That arrangement includes a partnership with the Russian Web giant Yandex, which gives Jolla users access to its app store with more than 80,000 Android programs. Jolla, however, has yet to reach a similar deal with Google’s larger Play store.

“If we didn’t have access to Android, no one would have bought our device,” said Mosconi. “We can show people they can use the same apps available on other phones.”

Much like its more established rivals, Jolla is aiming its software at consumers in developing economies who are only now upgrading from their cheap handsets to more sophisticated devices.

Markets like China and India are expected to report double-digit growth in smartphone sales this year, mostly from low-cost Android devices.

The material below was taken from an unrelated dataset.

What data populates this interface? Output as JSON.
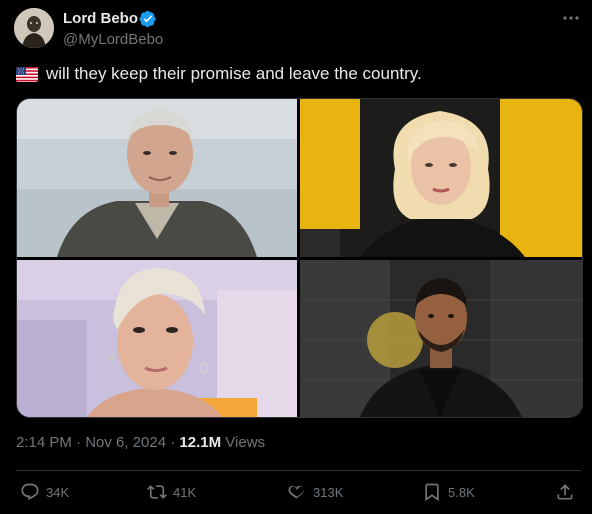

But analysts say local operators like China Mobile are looking for ways to differentiate their handsets and services from those of their rivals.

The use of new operating systems may help to attract customers who have yet to become accustomed to Android or iOS.

Jolla’s software experience is markedly different from those of its bigger rivals.

The Jolla phone is designed for swiping across the screen to move between apps; the operating system does not use a home button for navigation. Drop-down menus in each program offer short cuts to popular functions like sending a text message or checking e-mail.

And open programs — displayed as mini icons on the home screen — update automatically. That allows users to change songs on the handset’s music player or find a contact’s phone number without opening the app itself.

The phones also have technology built into interchangeable rear covers that will alter software features.

While the cellphone startup has sold fewer than 100,000 handsets worldwide since the model was released late last year, many in Helsinki’s technology community say Jolla’s operating system and device, which retails for around $550, show that Finland’s telecommunications industry can still compete on a global stage.

When Jolla started selling its phones in November, for instance, a line of expectant customers snaked around the company’s pop-up store in central Helsinki despite freezing temperatures.